Most investors know Phillips 66 (NYSE:PSX) as one of America's largest oil refiners. The company currently operates 11 facilities in the country, making it an essential supplier of refined products. However, what many investors might not realize is that refining is just one part of Phillips 66's story.
No. 1: Its history dates back to 1875, not 2012
The current version of Phillips 66 started in 2012 when oil giant ConocoPhillips (NYSE:COP) spun it off. Its predecessor, though, dates back to 1875, when Isaac Blake started the Continental Oil and Transportation Co. to sell kerosene in San Francisco. Meanwhile, Phillips Petroleum Company got its start in 1917 when Frank and L.E. Phillips started the company in Oklahoma. Conoco eventually merged with Phillips in 2002 in a deal that created the sixth-largest publicly traded oil company in the world. However, it spun off its refining and marketing business a decade later so it could concentrate on growing its exploration and production business.
No. 2: It's much more than just a refining company
Phillips 66 currently has the capacity to refine 2.2 million barrels of oil per day in both the U.S. and Europe, making it the second-largest independent refiner behind Valero Energy (NYSE: VLO), which controls 3.1 million barrels per day of capacity. That said, while refining is its biggest moneymaker, Phillips 66 operates three other important segments: chemicals, midstream, and marketing and specialties.
The chemicals segment consists of its CPChem joint venture that it co-owns with oil giant Chevron (NYSE: CVX). It's currently the world's largest producer of high-density polyethylene, which is used to make plastic bottles among other things. Meanwhile, the company's midstream business gathers, processes, transports, fractionates, and markets natural gas and NGLs, and carries crude to its refineries. Phillips 66 owns some of these assets on its balance sheet, with the rest owned by its MLPs, DCP Midstream Partners (NYSE: DCP) and Phillips 66 Partners (NYSE: PSXP). Finally, the marketing and specialties business, among other things, operates the largest branded aviation fuel business in the U.S.
No. 3: Warren Buffett is its biggest investor

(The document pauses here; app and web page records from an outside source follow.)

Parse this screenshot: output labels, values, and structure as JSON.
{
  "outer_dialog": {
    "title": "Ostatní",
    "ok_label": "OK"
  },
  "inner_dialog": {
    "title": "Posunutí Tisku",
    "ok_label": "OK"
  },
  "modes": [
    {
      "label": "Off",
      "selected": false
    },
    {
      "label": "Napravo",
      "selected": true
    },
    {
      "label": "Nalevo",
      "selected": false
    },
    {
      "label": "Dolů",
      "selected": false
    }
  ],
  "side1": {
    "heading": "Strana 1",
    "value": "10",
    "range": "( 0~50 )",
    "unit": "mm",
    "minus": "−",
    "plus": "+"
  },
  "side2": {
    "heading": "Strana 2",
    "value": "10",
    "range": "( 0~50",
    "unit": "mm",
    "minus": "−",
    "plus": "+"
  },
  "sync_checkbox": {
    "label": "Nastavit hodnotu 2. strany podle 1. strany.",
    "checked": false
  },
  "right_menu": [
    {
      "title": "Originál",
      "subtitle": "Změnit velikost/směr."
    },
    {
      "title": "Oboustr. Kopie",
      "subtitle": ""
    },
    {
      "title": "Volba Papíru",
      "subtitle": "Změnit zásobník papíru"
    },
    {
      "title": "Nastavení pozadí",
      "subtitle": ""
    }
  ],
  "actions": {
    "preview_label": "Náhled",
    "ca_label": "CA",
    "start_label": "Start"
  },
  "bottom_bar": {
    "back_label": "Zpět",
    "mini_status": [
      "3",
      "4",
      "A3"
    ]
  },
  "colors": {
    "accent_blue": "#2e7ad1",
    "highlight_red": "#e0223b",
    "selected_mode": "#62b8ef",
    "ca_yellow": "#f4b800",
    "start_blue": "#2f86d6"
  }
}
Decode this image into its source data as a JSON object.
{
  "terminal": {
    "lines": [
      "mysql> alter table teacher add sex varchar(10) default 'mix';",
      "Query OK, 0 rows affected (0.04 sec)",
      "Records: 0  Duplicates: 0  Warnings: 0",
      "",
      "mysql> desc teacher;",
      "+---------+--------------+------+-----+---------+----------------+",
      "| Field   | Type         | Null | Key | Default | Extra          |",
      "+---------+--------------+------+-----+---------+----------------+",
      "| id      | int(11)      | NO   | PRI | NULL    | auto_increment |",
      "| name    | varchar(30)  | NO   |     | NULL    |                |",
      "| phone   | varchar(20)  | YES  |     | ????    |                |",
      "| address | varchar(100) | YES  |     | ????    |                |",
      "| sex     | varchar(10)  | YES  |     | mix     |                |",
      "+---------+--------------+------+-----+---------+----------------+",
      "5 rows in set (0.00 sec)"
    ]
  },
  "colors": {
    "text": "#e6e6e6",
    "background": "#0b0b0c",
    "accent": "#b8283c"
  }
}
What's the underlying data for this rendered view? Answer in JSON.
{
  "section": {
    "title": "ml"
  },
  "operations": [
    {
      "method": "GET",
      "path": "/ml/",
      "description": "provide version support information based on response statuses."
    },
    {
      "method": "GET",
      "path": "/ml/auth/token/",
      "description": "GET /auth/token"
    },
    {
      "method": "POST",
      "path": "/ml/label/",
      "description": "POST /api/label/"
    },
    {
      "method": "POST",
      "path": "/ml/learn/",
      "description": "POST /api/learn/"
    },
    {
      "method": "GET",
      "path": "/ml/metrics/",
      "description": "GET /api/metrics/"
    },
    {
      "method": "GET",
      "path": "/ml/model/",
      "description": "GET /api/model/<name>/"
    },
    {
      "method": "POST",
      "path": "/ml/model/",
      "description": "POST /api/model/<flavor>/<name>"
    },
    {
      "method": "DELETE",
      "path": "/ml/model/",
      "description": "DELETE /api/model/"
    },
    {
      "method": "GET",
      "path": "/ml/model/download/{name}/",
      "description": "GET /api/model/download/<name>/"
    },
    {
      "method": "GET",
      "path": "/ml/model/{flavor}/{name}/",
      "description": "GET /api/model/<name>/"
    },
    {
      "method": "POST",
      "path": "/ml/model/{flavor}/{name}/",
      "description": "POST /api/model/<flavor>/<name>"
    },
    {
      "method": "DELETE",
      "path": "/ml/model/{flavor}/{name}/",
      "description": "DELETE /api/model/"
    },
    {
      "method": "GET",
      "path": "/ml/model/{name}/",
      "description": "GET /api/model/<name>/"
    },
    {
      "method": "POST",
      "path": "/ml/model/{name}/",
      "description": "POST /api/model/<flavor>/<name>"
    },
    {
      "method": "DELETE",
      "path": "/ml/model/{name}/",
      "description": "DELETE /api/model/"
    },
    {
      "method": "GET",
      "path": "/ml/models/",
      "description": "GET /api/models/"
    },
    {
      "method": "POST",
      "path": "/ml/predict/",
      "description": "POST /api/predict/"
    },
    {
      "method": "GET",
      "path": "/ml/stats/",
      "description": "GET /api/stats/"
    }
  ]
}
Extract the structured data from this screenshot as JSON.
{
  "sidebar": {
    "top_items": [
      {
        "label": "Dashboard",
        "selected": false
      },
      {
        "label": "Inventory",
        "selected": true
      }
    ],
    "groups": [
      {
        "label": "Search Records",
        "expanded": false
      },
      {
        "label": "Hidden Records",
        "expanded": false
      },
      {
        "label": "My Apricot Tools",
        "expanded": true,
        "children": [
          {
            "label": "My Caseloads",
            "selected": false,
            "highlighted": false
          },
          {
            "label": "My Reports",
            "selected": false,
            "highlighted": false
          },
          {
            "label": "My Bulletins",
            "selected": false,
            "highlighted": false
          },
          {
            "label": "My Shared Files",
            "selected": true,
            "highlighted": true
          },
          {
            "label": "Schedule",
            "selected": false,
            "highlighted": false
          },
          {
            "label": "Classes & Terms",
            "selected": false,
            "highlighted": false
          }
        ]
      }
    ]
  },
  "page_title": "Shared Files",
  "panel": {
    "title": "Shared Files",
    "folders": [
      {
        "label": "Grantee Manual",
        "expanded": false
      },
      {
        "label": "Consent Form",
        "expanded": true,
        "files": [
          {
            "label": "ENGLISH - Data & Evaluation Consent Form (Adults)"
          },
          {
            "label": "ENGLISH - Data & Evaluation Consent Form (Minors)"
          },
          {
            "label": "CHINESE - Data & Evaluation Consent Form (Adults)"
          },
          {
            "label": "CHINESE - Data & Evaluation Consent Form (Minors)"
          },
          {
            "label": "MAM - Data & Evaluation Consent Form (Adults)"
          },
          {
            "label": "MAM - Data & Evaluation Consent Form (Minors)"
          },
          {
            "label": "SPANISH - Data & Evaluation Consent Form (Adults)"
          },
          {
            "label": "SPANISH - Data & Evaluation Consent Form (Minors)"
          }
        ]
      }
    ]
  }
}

Warren Buffett's Berkshire Hathaway (NYSE:BRK-A)(NYSE:BRK-B) owns large chunks of several well-known companies, including Phillips 66. Overall, Berkshire Hathaway owns more than 80 million shares, currently valued at more than $6 billion, which is its seventh largest stock holding. That's good for a 15.6% stake in the Phillips 66, making Buffett's company the top shareholder.
No. 4: It set the world record in organic solar cell efficiency
While its core business focuses on turning fossil fuels into higher-valued products, Phillips 66 is working on products and projects in the renewable energy sector. One of those products is a polymer-based single junction organic photovoltaic (OPV) cell for the solar industry. Last year, its OPV set a new record for efficiency at 11.84%. The solar cells use propriety state-of-the-art polymers developed by Phillips 66. While not commercialized just yet, this technology has the potential to decrease the cost of producing solar power dramatically and could put it on par with conventional technologies.
No. 5: It has returned more than $14 billion in cash to investors since 2012
Phillips 66's current portfolio of energy manufacturing and logistics assets generate gobs of cash flow each year. While the company invests a significant portion of that money back into its business to maintain its operations and grow its asset base, it still has plenty of cash left over each year, which it uses to repurchase shares and pay a growing dividend. Overall, it has increased the dividend seven times since gaining its independence from ConocoPhillips, growing the payout by a remarkable 30% compound annual growth rate. On top of that, it has repurchased more than 100 million shares of stock, which has reduced its outstanding share count by almost 18%. Add it up and the company has returned more than $14 billion in cash to investors over the past five years.
It's important that investors know that Phillips 66 is so much more than just an oil refiner. In fact, its diversified business model is a key reason why superinvestor Warren Buffett owns such a significant stake in the company and why it has returned billions in cash to investors over the years. That diversification should enable the company to continue to thrive in future years even as the world begins its slow transition away from fossil fuels.
Matt DiLallo owns shares of Berkshire Hathaway (B shares), ConocoPhillips, and Phillips 66. The Motley Fool owns shares of and recommends Berkshire Hathaway (B shares). The Motley Fool recommends Chevron. The Motley Fool has a disclosure policy.